Stored data:
+++++

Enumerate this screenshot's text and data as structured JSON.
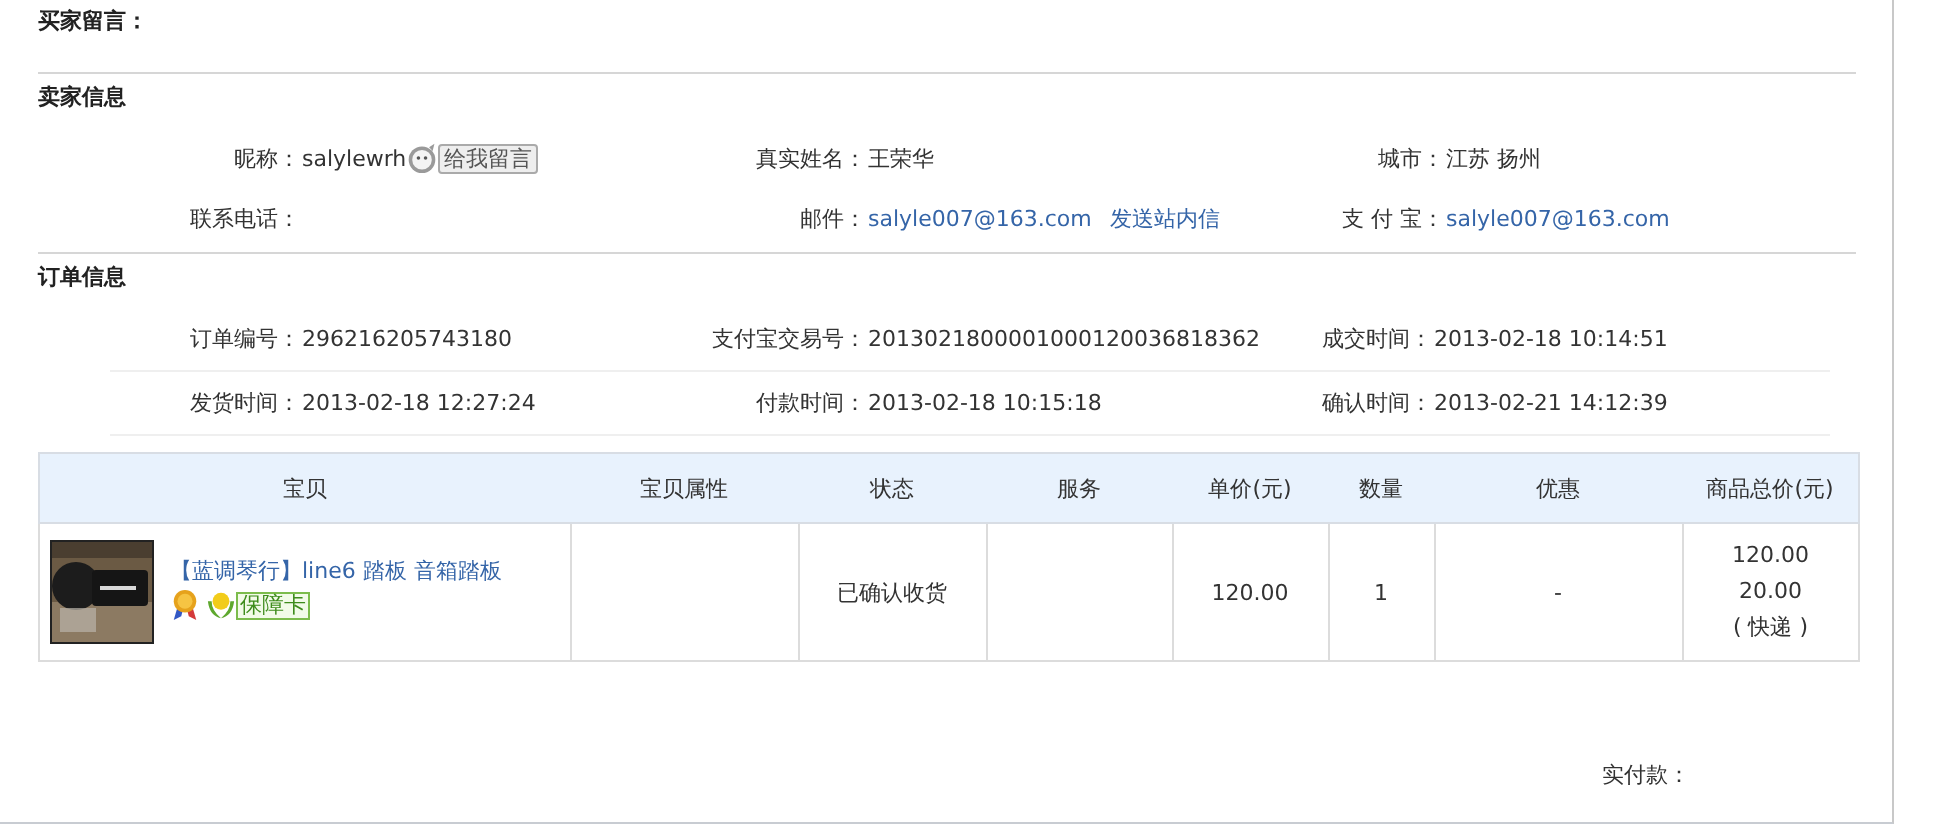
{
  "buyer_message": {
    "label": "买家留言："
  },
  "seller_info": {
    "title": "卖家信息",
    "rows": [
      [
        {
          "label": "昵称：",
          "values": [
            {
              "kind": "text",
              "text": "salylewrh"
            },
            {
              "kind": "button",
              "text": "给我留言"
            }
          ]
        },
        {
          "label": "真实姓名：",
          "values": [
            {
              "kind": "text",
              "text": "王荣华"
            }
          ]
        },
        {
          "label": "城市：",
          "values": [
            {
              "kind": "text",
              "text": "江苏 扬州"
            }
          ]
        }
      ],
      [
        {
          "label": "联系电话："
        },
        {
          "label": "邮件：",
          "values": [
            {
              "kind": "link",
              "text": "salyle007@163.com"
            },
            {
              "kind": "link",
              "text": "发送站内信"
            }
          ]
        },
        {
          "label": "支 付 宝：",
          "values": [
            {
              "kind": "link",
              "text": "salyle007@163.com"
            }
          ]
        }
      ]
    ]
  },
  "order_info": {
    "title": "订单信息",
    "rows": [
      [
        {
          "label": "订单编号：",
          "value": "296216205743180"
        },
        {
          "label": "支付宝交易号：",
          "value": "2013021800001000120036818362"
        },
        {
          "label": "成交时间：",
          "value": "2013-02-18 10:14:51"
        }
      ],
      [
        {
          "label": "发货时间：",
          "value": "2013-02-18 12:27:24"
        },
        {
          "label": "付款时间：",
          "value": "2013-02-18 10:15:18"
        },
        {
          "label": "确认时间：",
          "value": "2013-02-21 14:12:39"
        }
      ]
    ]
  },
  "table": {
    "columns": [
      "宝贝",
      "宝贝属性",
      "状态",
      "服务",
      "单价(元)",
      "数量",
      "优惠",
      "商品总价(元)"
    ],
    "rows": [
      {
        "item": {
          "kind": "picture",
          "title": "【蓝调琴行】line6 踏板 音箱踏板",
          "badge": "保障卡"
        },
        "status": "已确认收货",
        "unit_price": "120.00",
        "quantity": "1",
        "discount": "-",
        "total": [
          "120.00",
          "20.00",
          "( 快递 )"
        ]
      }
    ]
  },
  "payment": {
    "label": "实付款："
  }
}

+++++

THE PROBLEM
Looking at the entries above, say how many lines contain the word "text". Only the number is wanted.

RESPONSE AREA
11